Ultrasensitive Capacitive Sensor Composed of Nanostructured Electrodes for Human–Machine Interface
Human–machine interface requires various sensors for communication, manufacturing and environmental control, and health and safety monitoring. Capacitive sensors have been used to detect touch, distance, geometry, electric property, and environmental parameters. However, highly sensitive proximity detection with a small form factor has always been a challenge. This paper presents a capacitive sensor composed of a nanostructured electrode array for contact and noncontact detection. In the sensor configuration, the nanostructured electrode is made of high aspect ratio cellulose fibers embedded with carbon nanotubes. The complementary electrode is designed to be smaller in surface area for high sensitivity. Based on the analysis, the unique sensing mechanism is shown to enhance the proximity sensitivity for target detection. A pair of asymmetrically designed electrodes are characterized and compared with the traditional symmetric electrodes for proximity and contact detection of human hands. The sensor performance is also characterized for detecting water mass in glass and metal cups. In the end, a smart pad that can recognize human gestures, gait, and water mass with unprecedented sensitivity is demonstrated.
Capacitive eye tracker made of fractured carbon nanotube-paper composites for wearable applications
The uniqueness of eyes, facial geometry, and gaze direction makes eye tracking a very challenging technological pursuit. Although camera-based eye-tracking systems are popular, the obtrusiveness of their bulky equipment along with their high computational cost and power consumption is considered problematic for wearable applications. Noncontact gaze monitoring using capacitive sensing technique has been attempted but failed due to low sensitivity and parasitic capacitance. Here, we study the interaction between a novel capacitive sensor and eye movement for wearable eye-tracking. The capacitive sensors are made of a pair of asymmetric electrodes; one comprising carbon nanotube-paper composite fibers (CPC) and the other being a rectangular metal electrode. The interaction between the asymmetric sensor and a spherical object mimicking an eyeball is analyzed numerically. Using a face simulator, both single- and differential capacitive measurements are characterized with respect to proximity, geometry, and human body charge.
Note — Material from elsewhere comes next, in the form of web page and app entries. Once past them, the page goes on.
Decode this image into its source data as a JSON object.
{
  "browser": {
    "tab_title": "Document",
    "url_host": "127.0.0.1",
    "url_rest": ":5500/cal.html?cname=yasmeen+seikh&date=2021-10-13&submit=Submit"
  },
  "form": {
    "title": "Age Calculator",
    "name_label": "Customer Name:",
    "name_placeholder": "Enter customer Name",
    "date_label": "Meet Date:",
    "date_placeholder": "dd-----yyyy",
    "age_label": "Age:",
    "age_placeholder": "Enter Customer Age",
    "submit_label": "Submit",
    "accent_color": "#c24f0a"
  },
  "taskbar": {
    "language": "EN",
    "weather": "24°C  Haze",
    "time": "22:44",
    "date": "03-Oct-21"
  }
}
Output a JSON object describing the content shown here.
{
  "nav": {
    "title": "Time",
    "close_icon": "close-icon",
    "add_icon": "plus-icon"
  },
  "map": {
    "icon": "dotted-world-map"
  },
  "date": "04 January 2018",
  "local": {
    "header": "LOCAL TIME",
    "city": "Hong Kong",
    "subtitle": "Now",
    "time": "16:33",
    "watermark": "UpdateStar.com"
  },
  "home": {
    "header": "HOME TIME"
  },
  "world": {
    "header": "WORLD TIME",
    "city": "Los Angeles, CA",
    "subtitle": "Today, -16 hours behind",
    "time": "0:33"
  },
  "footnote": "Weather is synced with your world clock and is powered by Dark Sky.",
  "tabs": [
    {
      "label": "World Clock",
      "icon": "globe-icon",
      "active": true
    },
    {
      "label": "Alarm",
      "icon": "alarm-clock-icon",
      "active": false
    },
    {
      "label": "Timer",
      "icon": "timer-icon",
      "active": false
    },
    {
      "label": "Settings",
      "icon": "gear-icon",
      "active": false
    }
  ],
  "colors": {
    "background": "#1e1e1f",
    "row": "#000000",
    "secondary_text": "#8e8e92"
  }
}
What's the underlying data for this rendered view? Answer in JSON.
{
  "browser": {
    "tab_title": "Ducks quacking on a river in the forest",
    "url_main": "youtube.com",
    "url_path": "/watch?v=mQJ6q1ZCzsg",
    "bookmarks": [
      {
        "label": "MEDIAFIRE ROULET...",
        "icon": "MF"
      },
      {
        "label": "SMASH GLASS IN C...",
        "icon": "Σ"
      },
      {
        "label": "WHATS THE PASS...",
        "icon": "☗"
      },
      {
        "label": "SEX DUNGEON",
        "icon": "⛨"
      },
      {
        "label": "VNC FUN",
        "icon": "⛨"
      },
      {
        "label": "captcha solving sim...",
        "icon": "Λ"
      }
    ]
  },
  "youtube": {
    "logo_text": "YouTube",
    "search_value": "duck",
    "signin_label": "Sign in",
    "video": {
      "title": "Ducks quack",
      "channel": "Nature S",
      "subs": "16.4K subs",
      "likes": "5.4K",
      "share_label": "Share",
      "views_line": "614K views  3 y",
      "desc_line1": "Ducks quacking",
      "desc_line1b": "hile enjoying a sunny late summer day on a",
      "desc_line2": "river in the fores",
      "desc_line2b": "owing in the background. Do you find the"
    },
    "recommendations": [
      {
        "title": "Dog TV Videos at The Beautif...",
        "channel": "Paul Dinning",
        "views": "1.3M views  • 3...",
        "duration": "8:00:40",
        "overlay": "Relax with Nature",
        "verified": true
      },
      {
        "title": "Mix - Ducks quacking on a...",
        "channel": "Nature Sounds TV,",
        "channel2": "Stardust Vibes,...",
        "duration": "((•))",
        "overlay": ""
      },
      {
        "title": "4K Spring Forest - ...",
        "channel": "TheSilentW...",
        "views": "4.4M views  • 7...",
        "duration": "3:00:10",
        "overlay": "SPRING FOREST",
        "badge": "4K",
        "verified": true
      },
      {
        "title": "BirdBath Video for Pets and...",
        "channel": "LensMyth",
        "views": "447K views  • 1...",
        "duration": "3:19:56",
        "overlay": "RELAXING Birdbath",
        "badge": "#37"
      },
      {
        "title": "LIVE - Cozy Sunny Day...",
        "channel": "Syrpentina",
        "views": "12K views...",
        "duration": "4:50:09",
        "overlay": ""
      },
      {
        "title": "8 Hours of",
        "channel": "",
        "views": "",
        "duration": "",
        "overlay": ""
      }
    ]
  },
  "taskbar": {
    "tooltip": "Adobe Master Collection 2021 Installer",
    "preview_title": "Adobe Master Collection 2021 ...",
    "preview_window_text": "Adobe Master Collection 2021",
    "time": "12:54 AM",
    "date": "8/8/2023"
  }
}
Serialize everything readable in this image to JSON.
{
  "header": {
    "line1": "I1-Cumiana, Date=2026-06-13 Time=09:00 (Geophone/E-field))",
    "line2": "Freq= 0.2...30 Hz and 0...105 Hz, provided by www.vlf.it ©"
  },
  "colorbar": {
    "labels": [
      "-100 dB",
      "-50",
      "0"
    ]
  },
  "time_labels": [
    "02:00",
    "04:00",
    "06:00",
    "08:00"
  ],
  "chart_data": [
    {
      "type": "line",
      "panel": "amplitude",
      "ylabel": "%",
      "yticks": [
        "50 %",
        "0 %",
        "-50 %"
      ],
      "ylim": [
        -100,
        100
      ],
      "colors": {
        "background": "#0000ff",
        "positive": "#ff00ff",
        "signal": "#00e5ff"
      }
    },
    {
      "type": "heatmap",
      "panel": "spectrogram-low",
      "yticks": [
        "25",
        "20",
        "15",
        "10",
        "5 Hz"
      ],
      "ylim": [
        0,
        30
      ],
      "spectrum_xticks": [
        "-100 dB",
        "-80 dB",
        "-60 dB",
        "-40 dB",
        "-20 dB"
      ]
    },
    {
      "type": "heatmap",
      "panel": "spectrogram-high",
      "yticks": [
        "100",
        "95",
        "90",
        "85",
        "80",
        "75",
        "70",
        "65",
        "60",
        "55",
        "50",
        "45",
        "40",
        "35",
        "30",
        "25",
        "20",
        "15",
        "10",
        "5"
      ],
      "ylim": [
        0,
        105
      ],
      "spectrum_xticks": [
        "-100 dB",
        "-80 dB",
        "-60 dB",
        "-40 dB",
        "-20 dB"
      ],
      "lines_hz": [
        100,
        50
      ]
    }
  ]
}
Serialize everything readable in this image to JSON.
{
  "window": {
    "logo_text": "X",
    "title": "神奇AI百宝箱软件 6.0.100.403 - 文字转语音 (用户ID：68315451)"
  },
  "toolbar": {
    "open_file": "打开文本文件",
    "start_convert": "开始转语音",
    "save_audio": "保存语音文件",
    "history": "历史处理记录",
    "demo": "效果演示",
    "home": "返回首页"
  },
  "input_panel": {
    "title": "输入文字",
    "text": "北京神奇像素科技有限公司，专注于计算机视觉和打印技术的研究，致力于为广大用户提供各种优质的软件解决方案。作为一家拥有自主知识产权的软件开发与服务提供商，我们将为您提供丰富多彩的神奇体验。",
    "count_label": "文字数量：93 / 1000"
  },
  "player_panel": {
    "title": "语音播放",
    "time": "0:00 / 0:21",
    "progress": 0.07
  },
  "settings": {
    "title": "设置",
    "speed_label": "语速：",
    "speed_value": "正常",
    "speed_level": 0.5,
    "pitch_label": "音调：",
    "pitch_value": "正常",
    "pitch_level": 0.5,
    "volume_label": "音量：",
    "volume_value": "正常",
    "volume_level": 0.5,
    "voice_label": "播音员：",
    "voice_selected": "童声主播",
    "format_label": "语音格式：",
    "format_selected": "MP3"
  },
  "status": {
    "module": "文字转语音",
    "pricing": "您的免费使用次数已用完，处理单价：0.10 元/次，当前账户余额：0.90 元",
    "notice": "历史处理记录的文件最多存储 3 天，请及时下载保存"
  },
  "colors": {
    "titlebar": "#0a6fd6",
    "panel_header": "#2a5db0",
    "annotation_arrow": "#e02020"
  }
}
Using a prototype eye tracker, multiple sensor locations are studied to determine the optimal configurations. The capacitive responses to vertical and horizontal gaze directions are analyzed in comparison to those of a commercial eye tracking system. The performance is demonstrated for sensitive eye-movement tracking, closed-eye monitoring, and human-machine interface. This research has important implications for the development of capacitive, wearable eye trackers, which can facilitate fields of human-machine interface, cognitive monitoring, neuroscience research, and rehabilitation.